Reflections on Their Eyes Were Watching God      by Alison Cable

The Dream Keeper, by Langston Hughes

Bring me all of your dreams,
You dreamers,
Bring me all of your
Heart melodies
That I may wrap them
In a blue cloud-cloth
Away from the too-rough fingers
Of the world.


I love this prayer-like poem.   It’s simple and painful, but it’s more than that.  A Black American Harlem Renaissance writer, Hughes knew all too well the “too-rough fingers” of the world, and this poem, like many of his others, exposes the raw fragility of dreams. The idea of wrapping dreams up in a “blue cloud-cloth”– the sky as a vast blanket that protects dreams from the realities that threaten them—is comforting and hopeful, and universal.

Last summer, Toby and I were discussing a salon on Catcher in the Rye, but then came the murder of George Floyd and the BLM protests and we reconsidered whose story we’d rather hear, and really listen to—Holden Caulfield or Janie Crawford?  Both coming of age tales, both quests for self-discovery, both written with skill and style, recognized as American classics.  But whose voice do we want to hear right now?  Need to hear.  Janie’s, of course.  Their Eyes Were Watching God was the clear choice, and the positive response from participants is a message in and of itself.  There was so much to explore, we’ll be running it again in November.  It’s in these choices that we can open ourselves up to examination and real change.

We ran a four-hour intensive, in which we looked carefully at the ways in which Zora Neale Hurston empowers Janie, by making her the teller of her own story and placing her within the classic quest structure as hero, unheard of for a mixed-race girl from Florida in the 1930’s.   We talked about how Hurston uses the vernacular to subvert the traditional linguistic hierarchy and by extension asserts that Black folk culture is valuable, worthy of “literary fiction” and our close attention (not always the assumption during the Harlem Renaissance).  It’s also just a beautiful story, and we delighted in the magic of her descriptions (‘Put me down easy, Janie, ah’m a cracked plate’).

We also talked about the nature imagery in the novel, and Hughes’ ‘cloud-cloth’ reminds me of Hurston’s recurring image of the horizon– from the evocative opening lines (‘Ships at a distance hold every man’s wish on board’) to the final lines, where Janie wraps herself in the horizon, having been there and back.

Toward the beginning of her coming-of-age journey, Janie aspires to fulfilment through love and self-expression, but her grandmother marries her off to a man who will treat her as a servant:

Nanny had taken the biggest thing God ever made, the horizon—for no matter how far a person can go the horizon is still way beyond you—and pinched it in to such a little bit of a thing that she could tie it about her granddaughter’s neck tight enough to choke her. (102)

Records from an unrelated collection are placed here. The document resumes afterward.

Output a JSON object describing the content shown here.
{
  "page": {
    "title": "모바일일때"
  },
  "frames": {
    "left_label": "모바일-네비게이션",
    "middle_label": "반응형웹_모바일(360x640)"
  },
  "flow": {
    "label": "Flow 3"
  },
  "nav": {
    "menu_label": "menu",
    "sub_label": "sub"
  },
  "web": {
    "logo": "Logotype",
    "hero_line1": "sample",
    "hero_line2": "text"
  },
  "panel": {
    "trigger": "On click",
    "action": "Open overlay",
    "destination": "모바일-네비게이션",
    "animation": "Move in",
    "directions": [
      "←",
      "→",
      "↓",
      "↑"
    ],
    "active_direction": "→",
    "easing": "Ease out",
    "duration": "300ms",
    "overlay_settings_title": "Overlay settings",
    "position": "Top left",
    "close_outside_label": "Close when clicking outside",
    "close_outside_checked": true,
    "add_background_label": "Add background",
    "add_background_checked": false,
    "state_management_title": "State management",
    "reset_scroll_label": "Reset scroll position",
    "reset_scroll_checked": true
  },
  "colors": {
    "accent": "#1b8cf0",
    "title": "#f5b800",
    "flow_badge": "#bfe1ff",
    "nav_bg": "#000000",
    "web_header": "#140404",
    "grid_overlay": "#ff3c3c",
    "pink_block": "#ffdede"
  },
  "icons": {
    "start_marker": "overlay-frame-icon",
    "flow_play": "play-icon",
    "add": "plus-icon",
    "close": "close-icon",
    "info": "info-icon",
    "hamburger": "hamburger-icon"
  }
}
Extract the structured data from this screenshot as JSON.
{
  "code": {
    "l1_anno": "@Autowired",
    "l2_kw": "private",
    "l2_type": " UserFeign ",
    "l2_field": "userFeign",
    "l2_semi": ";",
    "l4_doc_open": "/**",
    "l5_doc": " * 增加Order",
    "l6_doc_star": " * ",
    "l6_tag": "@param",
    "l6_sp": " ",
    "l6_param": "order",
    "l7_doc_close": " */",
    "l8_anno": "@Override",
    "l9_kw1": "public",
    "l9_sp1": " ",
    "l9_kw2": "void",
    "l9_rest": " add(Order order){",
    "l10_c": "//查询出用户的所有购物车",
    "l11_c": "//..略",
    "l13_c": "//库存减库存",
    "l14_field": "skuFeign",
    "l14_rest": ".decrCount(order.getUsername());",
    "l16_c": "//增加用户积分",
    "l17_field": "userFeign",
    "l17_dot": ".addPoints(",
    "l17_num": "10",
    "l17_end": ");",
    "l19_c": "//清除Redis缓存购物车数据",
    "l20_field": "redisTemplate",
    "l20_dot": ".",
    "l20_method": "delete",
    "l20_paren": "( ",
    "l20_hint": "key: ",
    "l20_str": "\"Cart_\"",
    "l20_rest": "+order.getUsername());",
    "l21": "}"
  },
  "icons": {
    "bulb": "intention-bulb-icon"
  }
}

But two husbands and a hurricane later, Janie has returned home from her quest to tell her story and share the prize with her community:

Here was peace.  She pulled in her horizon like a great fish-net.  Pulled it from around the waist of the world and draped it over her shoulder.  So much of life in it’s meshes! She called in her soul to come and see. (221)

While this is not a book overtly about racism, it is a portrait of Black life in a racist society.  White readers like myself who attend to it closely are given an opportunity to take a step toward understanding the lived experience of racism.  Hurston celebrates the living rhythms of Black communities and cultural expressions, and portrays Black people within their own framework, not simply responding to white people nor the racism white communities perpetrate (e.g. through the use of the vernacular, the absence of white characters).  Zadie Smith sums it up better than I can: “It is about the discovery of self in and through another.  It suggests that even the dark and terrible banality of racism can recede to a vanishing point where you understand, and are understood by, another human being.”